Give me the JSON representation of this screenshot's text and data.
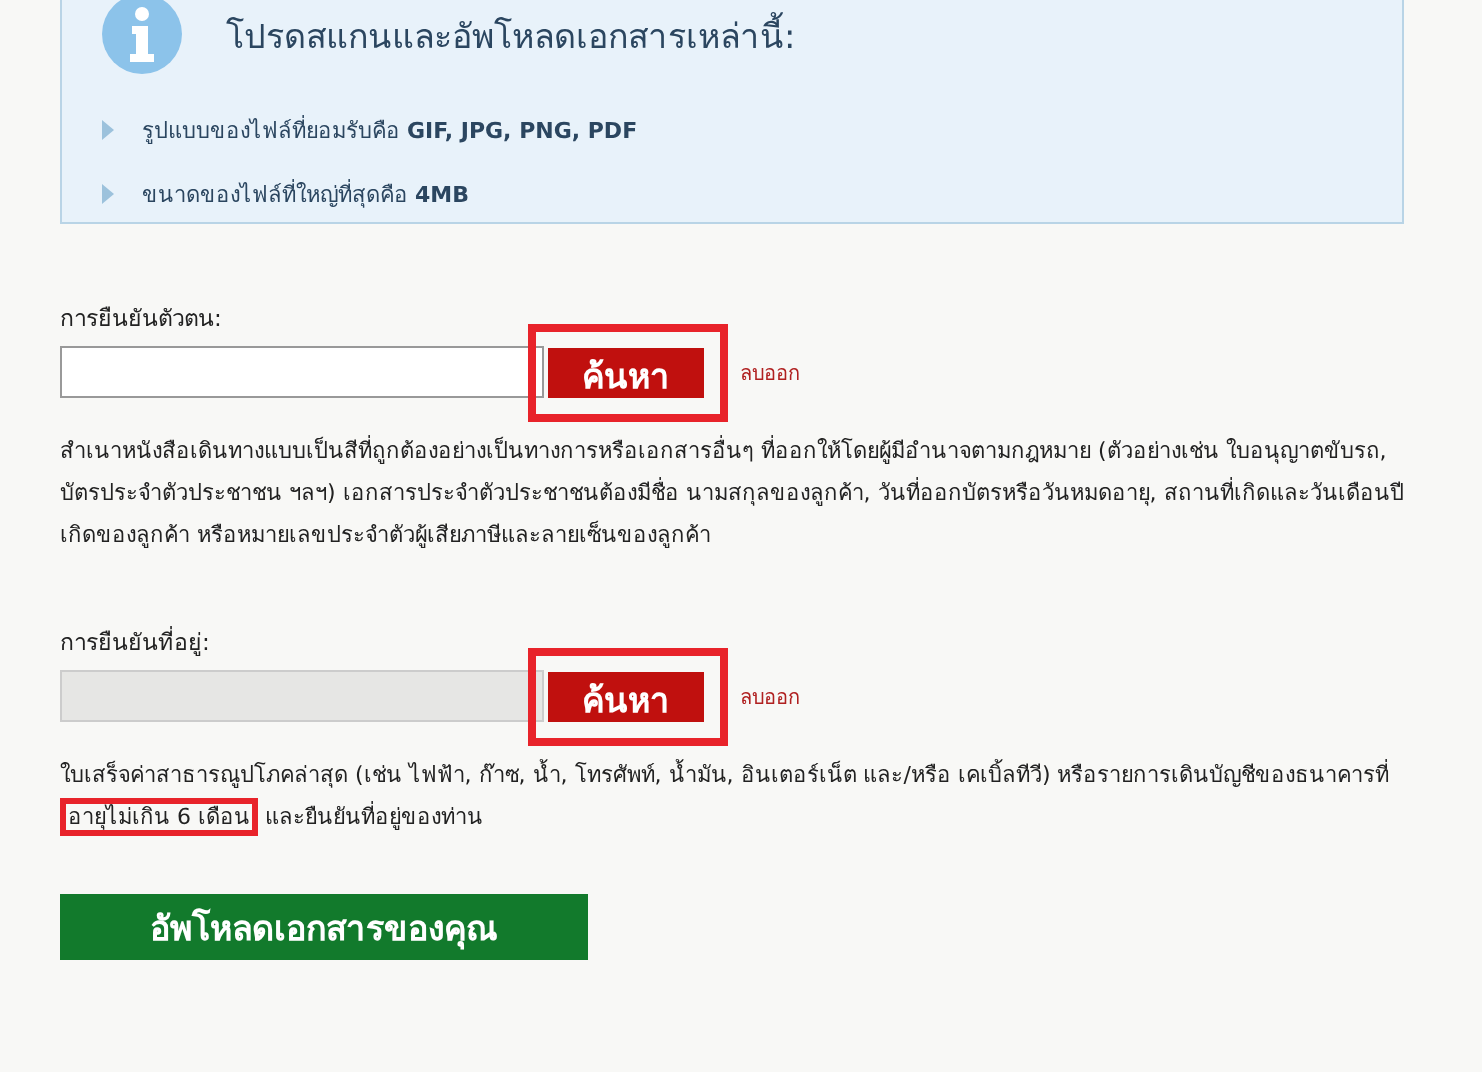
{
  "info": {
    "title": "โปรดสแกนและอัพโหลดเอกสารเหล่านี้:",
    "items": [
      "รูปแบบของไฟล์ที่ยอมรับคือ **GIF, JPG, PNG, PDF**",
      "ขนาดของไฟล์ที่ใหญ่ที่สุดคือ **4MB**"
    ]
  },
  "sections": [
    {
      "label": "การยืนยันตัวตน:",
      "disabled": false,
      "button": "ค้นหา",
      "button_highlighted": true,
      "remove": "ลบออก",
      "description": [
        {
          "text": "สำเนาหนังสือเดินทางแบบเป็นสีที่ถูกต้องอย่างเป็นทางการหรือเอกสารอื่นๆ ที่ออกให้โดยผู้มีอำนาจตามกฎหมาย (ตัวอย่างเช่น ใบอนุญาตขับรถ, บัตรประจำตัวประชาชน ฯลฯ) เอกสารประจำตัวประชาชนต้องมีชื่อ นามสกุลของลูกค้า, วันที่ออกบัตรหรือวันหมดอายุ, สถานที่เกิดและวันเดือนปีเกิดของลูกค้า หรือหมายเลขประจำตัวผู้เสียภาษีและลายเซ็นของลูกค้า",
          "highlighted": false
        }
      ]
    },
    {
      "label": "การยืนยันที่อยู่:",
      "disabled": true,
      "button": "ค้นหา",
      "button_highlighted": true,
      "remove": "ลบออก",
      "description": [
        {
          "text": "ใบเสร็จค่าสาธารณูปโภคล่าสุด (เช่น ไฟฟ้า, ก๊าซ, น้ำ, โทรศัพท์, น้ำมัน, อินเตอร์เน็ต และ/หรือ เคเบิ้ลทีวี) หรือรายการเดินบัญชีของธนาคารที่",
          "highlighted": false
        },
        {
          "text": "อายุไม่เกิน 6 เดือน",
          "highlighted": true
        },
        {
          "text": " และยืนยันที่อยู่ของท่าน",
          "highlighted": false
        }
      ]
    }
  ],
  "upload_button": "อัพโหลดเอกสารของคุณ"
}
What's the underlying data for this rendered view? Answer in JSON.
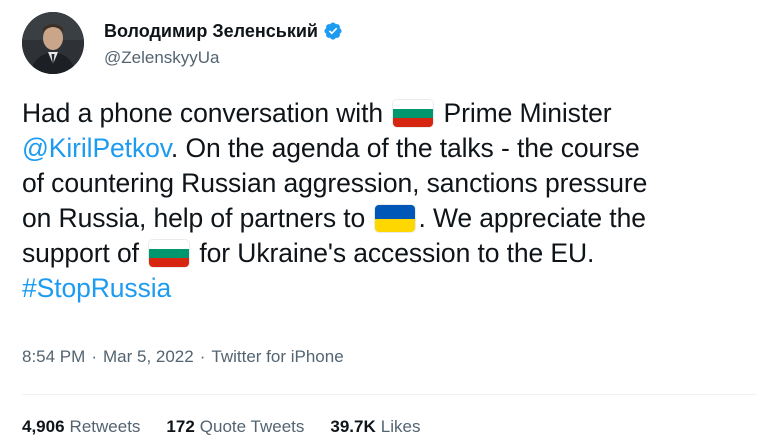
{
  "author": {
    "display_name": "Володимир Зеленський",
    "handle": "@ZelenskyyUa",
    "verified_icon": "verified-badge-icon",
    "avatar": "profile-photo"
  },
  "tweet": {
    "text_before_flag1": "Had a phone conversation with",
    "text_after_flag1": "Prime Minister",
    "mention": "@KirilPetkov",
    "line2_rest": ". On the agenda of the talks - the course",
    "line3": "of countering Russian aggression, sanctions pressure",
    "line4_before_flag": "on Russia, help of partners to",
    "line4_after_flag": ". We appreciate the",
    "line5_before_flag": "support of",
    "line5_after_flag": "for Ukraine's accession to the EU.",
    "hashtag": "#StopRussia",
    "flags": [
      "bulgaria-flag",
      "ukraine-flag",
      "bulgaria-flag"
    ]
  },
  "meta": {
    "time": "8:54 PM",
    "separator": "·",
    "date": "Mar 5, 2022",
    "source": "Twitter for iPhone"
  },
  "stats": {
    "retweets_count": "4,906",
    "retweets_label": "Retweets",
    "quote_count": "172",
    "quote_label": "Quote Tweets",
    "likes_count": "39.7K",
    "likes_label": "Likes"
  },
  "colors": {
    "link": "#1d9bf0",
    "secondary_text": "#536471",
    "verified": "#1d9bf0"
  }
}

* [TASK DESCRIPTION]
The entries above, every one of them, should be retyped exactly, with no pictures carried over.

* [TASK RESULT]
Give me the JSON representation of this screenshot's text and data.
{
  "info": {
    "title": "โปรดสแกนและอัพโหลดเอกสารเหล่านี้:",
    "items": [
      "รูปแบบของไฟล์ที่ยอมรับคือ **GIF, JPG, PNG, PDF**",
      "ขนาดของไฟล์ที่ใหญ่ที่สุดคือ **4MB**"
    ]
  },
  "sections": [
    {
      "label": "การยืนยันตัวตน:",
      "disabled": false,
      "button": "ค้นหา",
      "button_highlighted": true,
      "remove": "ลบออก",
      "description": [
        {
          "text": "สำเนาหนังสือเดินทางแบบเป็นสีที่ถูกต้องอย่างเป็นทางการหรือเอกสารอื่นๆ ที่ออกให้โดยผู้มีอำนาจตามกฎหมาย (ตัวอย่างเช่น ใบอนุญาตขับรถ, บัตรประจำตัวประชาชน ฯลฯ) เอกสารประจำตัวประชาชนต้องมีชื่อ นามสกุลของลูกค้า, วันที่ออกบัตรหรือวันหมดอายุ, สถานที่เกิดและวันเดือนปีเกิดของลูกค้า หรือหมายเลขประจำตัวผู้เสียภาษีและลายเซ็นของลูกค้า",
          "highlighted": false
        }
      ]
    },
    {
      "label": "การยืนยันที่อยู่:",
      "disabled": true,
      "button": "ค้นหา",
      "button_highlighted": true,
      "remove": "ลบออก",
      "description": [
        {
          "text": "ใบเสร็จค่าสาธารณูปโภคล่าสุด (เช่น ไฟฟ้า, ก๊าซ, น้ำ, โทรศัพท์, น้ำมัน, อินเตอร์เน็ต และ/หรือ เคเบิ้ลทีวี) หรือรายการเดินบัญชีของธนาคารที่",
          "highlighted": false
        },
        {
          "text": "อายุไม่เกิน 6 เดือน",
          "highlighted": true
        },
        {
          "text": " และยืนยันที่อยู่ของท่าน",
          "highlighted": false
        }
      ]
    }
  ],
  "upload_button": "อัพโหลดเอกสารของคุณ"
}
What's the underlying data for this rendered view? Answer in JSON.
{
  "author": {
    "display_name": "Володимир Зеленський",
    "handle": "@ZelenskyyUa",
    "verified_icon": "verified-badge-icon",
    "avatar": "profile-photo"
  },
  "tweet": {
    "text_before_flag1": "Had a phone conversation with",
    "text_after_flag1": "Prime Minister",
    "mention": "@KirilPetkov",
    "line2_rest": ". On the agenda of the talks - the course",
    "line3": "of countering Russian aggression, sanctions pressure",
    "line4_before_flag": "on Russia, help of partners to",
    "line4_after_flag": ". We appreciate the",
    "line5_before_flag": "support of",
    "line5_after_flag": "for Ukraine's accession to the EU.",
    "hashtag": "#StopRussia",
    "flags": [
      "bulgaria-flag",
      "ukraine-flag",
      "bulgaria-flag"
    ]
  },
  "meta": {
    "time": "8:54 PM",
    "separator": "·",
    "date": "Mar 5, 2022",
    "source": "Twitter for iPhone"
  },
  "stats": {
    "retweets_count": "4,906",
    "retweets_label": "Retweets",
    "quote_count": "172",
    "quote_label": "Quote Tweets",
    "likes_count": "39.7K",
    "likes_label": "Likes"
  },
  "colors": {
    "link": "#1d9bf0",
    "secondary_text": "#536471",
    "verified": "#1d9bf0"
  }
}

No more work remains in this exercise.